On behalf of Temple Beth El, Rabbi Schindler envisioned and led the creation of four social justice documentaries being utilized across the country. “Souls of Our Students: Appreciating Differences” and “Souls of our Students: A Transgender Focus” address diversity in schools. “Souls of Our Teachers” addresses urban education and “Souls of our Neighbors” explores the value of creating affordable housing. Three of the documentaries earned Telly Awards. Rabbi Schindler has contributed chapters and articles to more than ten books and recently researched and co-authored a book on recharging congregations through civic engagement and moving the religious community from volunteerism to advocacy (Recharging Judaism: How Civic Engagement is Good for Synagogues, Jews, and America, CCAR Press, 2018).
Among the many awards she has received, Rabbi Schindler was named Charlotte Woman of the Year in 2011. She received the 2008 Humanitarian Award from the Charlotte Coalition for Social Justice, the 2008 Mecklenburg Ministries Interfaith Clergy Award, was selected as one of Charlotte’s USA 20: Celebrating Dynamic Women in 2010, and was recently named the 2017 Outstanding Champion of Diversity by the Association of Fundraising Professionals NC Charlotte Chapter.
Rabbi Schindler is married to Chip Wallach, who works for Bank of America. They have two sons, Maxwell and Alec. She is the daughter of the late Rabbi Alexander Schindler who was president of the Union for Reform Judaism 1973-1995.
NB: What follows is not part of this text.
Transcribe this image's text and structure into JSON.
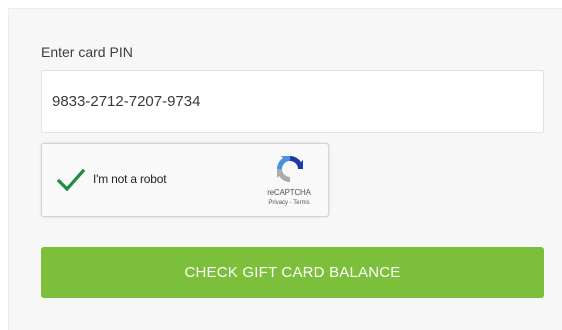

Rabbi Steven Sager is the Rabbi Emeritus of Beth El Synagogue in Durham, NC, where he served as rabbi for 32 years. He is a graduate of the Reconstructionist Rabbinical College (RRC) and he earned a Ph.D. in Rabbinic Literature at Duke University. Rabbi Sager has been a teacher, rabbinic advisor and mentor for students and graduates of the RRC, the Hebrew Union College, The Jewish Theological Seminary and the Rabbinical School of the Boston Hebrew College. Rabbi Sager is an adjunct faculty member of the Duke Divinity School and has taught at the Southeastern Baptist Theological Seminary and in the Department of Social Medicine at the University of North Carolina Medical School. Rabbi Sager is a Senior Rabbinic Fellow of the Shalom Hartman Institute in Jerusalem where he is also a leader of the Rabbinic Programs Advisory Committee and of the Rabbinic Havurah program. Rabbi Sager has served as President of the Reconstructionist Rabbinical Association and of the Greater Carolinas Association of Rabbis (GCAR). He served as the co-director of the GCAR Interfaith Institute. Rabbi Sager has served as Scholar in Residence on numerous occasions for the GCAR as well as serving in this capacity in congregations throughout the United States. Rabbi Sager has published articles in The Reconstructionist, The Journal of Religious Education, and The Southern Medical Journal. Rabbi Sager now serves as the Director of Sicha, a project to stimulate conversations between classical Jewish culture and contemporary Jewish needs.